HOW TO GROW THE SAGO PALM FROM SEED





The incredible, yet stunning looking sago palm is so unusual in shape and design that it almost looks unreal. Both visually and literally prehistoric, species of sago palm can be found across much of the subtropical and tropical regions of the world. However, should you require one for the garden they can be expensive, so growing sago palm seed can be a far more sensible option .

Before you plant up your sago palm seeds, place them into a bucket of water. Mature seeds, which have a bright orange or red color, will sink, while immature or infertile seeds will continue to float. Dispose of any seeds that float as these are unlikely to germinate.

To help encourage successful germination, scrape the outer coating of the seeds with a sharp knife. The seed coat of the sago palm is very hard so scraping it - which is known as scarification - slightly weakens this outer coating, enabling moisture to penetrate into the seed.
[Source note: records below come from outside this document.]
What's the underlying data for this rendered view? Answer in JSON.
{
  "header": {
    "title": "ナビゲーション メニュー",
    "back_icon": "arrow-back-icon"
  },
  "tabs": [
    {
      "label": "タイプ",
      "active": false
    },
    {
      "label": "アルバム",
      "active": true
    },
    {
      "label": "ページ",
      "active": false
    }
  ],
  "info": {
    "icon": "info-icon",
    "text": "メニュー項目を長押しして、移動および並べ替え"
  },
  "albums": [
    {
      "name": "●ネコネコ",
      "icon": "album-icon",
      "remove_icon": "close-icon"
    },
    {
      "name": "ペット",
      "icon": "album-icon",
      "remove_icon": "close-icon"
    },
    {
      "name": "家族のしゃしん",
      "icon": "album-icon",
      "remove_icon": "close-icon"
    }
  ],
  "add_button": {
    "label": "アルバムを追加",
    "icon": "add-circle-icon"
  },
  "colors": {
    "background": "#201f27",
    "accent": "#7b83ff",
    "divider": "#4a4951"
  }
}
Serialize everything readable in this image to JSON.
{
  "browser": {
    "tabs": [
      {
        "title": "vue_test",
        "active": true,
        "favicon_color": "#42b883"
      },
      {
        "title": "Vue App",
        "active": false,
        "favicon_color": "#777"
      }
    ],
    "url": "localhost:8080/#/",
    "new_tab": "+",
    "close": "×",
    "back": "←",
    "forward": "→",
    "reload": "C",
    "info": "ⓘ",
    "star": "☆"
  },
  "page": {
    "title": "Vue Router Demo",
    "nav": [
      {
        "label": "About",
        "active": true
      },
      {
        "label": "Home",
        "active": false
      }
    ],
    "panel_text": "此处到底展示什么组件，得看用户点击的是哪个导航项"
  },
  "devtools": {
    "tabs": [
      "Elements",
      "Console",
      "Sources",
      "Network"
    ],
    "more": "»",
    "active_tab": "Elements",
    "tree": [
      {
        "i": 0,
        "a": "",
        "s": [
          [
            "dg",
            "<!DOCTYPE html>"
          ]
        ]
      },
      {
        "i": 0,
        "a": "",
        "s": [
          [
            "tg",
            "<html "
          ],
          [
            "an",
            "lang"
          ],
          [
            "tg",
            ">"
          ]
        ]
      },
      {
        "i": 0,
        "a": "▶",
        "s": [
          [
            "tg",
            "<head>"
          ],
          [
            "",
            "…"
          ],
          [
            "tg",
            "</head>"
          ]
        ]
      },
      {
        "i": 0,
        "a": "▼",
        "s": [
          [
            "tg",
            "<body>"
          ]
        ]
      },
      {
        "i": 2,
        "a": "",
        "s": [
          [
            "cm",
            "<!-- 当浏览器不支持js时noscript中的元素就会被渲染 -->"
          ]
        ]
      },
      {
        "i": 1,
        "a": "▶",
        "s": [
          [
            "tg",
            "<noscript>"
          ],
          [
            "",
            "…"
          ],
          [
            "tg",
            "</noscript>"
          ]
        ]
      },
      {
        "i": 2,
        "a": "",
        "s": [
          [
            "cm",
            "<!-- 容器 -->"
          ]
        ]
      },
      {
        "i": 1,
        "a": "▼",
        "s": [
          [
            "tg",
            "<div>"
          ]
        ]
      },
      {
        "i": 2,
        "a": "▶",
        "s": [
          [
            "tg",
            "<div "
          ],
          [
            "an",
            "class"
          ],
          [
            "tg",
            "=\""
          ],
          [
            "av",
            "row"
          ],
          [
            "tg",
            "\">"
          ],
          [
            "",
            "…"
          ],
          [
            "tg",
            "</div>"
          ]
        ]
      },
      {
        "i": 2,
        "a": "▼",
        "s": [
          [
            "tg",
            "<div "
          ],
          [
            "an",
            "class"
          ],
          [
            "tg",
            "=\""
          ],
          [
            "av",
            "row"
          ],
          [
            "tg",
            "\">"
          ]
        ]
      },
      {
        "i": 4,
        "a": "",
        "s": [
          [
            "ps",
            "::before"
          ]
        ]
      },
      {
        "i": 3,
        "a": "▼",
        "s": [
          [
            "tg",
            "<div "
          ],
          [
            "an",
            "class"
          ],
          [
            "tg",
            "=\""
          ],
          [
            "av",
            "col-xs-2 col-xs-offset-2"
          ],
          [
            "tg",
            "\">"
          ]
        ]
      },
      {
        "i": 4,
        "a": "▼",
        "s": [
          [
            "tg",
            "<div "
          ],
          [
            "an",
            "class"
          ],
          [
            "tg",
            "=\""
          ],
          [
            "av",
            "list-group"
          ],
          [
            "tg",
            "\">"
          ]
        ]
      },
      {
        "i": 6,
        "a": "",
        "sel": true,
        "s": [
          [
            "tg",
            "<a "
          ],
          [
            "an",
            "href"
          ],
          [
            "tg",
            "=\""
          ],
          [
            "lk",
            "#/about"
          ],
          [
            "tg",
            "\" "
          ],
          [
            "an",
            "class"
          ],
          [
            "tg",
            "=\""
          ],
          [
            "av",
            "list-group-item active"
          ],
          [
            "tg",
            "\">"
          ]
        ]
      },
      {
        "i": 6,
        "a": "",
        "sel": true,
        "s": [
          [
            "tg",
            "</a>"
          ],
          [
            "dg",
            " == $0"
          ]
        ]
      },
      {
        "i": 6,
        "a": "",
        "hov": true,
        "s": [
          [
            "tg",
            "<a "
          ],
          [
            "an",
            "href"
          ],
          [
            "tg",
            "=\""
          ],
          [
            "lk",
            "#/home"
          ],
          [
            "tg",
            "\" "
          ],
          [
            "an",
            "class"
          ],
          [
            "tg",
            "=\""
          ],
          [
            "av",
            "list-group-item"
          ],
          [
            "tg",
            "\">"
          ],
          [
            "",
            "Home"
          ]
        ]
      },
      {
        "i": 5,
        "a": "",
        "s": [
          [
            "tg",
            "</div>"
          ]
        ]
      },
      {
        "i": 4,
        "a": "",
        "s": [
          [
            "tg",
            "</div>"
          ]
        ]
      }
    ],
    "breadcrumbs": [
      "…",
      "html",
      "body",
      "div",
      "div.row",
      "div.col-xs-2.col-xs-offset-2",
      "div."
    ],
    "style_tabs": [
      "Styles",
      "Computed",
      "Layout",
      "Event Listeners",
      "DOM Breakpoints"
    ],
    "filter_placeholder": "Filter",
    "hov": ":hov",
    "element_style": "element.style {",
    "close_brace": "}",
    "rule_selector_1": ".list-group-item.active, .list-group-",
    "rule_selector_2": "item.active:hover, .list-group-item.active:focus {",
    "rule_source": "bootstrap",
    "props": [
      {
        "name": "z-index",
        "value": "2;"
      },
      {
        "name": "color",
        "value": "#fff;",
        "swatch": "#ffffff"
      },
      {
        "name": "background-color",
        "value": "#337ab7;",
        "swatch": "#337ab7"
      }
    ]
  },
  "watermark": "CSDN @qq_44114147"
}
Wear your garden gloves when performing this activity, as the seed coat is poisonous.

Sow sago palm seeds in large modular trays, or pots, using a good seed compost such as John Innes seed and potting with the seed half out of the compost. Place your newly planted sago palm seeds into a heated propagator an optimum temperature of 70-75F (20-25C), or failing that a warm windowsill out of direct light.

Germination can take 1-3 months, so try to keep the compost moist but not over wet. They are very slow growing at first, and the last thing you want to do is over-water. When you sago palm seedlings are large enough, pot on as required into 5in and finally 8in pots.

Remember that sago palms are not fully hardy and while they are small provide a temperature of 5-10C (40-50F) throughout the winter. Do not allow them to suffer cold damage as they are unlikely to survive.

Planting sago palm seeds outside

Of course, sago palms are not terribly hardy, even in the southernmost parts of the United Kingdom. However, they can be successfully grown outdoors in both Georgia and Florida. Select a warm location that does not receive any direct sunlight.

To begin with, dig a series of shallow furrows into the soil. The furrows should be about 1 inch deep and 18 inches apart.

Place the individual seeds in the furrow. The pointed ends of the seeds should be oriented horizontally.

Space the seeds 12 to 24 inches apart,you will find that this spacing will make it easier to transplant the seedlings later on.

 Lightly cover the seeds with soil or sand.

It is not necessary to tamp the soil into place. Water the area thoroughly, but do not saturate the soil.

Continue watering the seed bed on a regular basis, never allowing the soil to dry out completely.

If your seeds are viable they will begin to emerge in three to six months.

Continue to water the the seedlings for another one to two years.

The sago palm is a slow-growing plant and it may take that long before the seedlings develop a root system large enough and strong enough to allow successful transplantation. Once established you should have a stunning specimen which can only improve as time goes on.

For related articles click onto:
Blue Diamond Impatiens - Impatiens namchabarwensis
CARDINAL FLOWER - Lobelia cardinalis 'Queen Victoria'
DEVIL'S TOBACCO - Lobelia tupa
DWARF LAVENDER - Lavender 'Munstead'
HOW TO GROW THE GIANT HIMALAYAN LILY - Cardiocrinum giganteum
HOW TO GROW GIANT SUNFLOWERS
How to Grow Abutilon 'Kentish Belle'
HOW TO GROW THE BLUE DIAMOND IMPATIENS FROM SEED - Impatiens namchabarwensis
HOW TO GROW CANNA LILIES
HOW TO GROW THE FRANGIPANI TREE- Plumeria rubra var. acutifolia
HOW TO GROW THE HIMALAYAN BLUE POPPY
How to Grow Lobelia tupa from Seed
How to Grow the Mexican Sunflower form Seed
How to Grow Monkshood - Aconitum napellus
HOW TO GROW THE STRAWBERRY TREE - Arbutus unedo
How to Grow the Strawberry Tree from Seed
How to Grow Water lilies
How to propagate the Foxtail Lily
MONKSHOOD - Aconitum napellus
SPIDER LILY - Hymenocallis species and cultivars
The Congo Cockatoo - Impatiens niamniamensis 
THE FRANGIPANI TREE - Plumeria rubra
THE MARBLE BERRY - Pollia Condensata
THE ORCHID PRIMULA - Primula vialii
THE STRAWBERRY TREE - Arbutus unedo

No comments: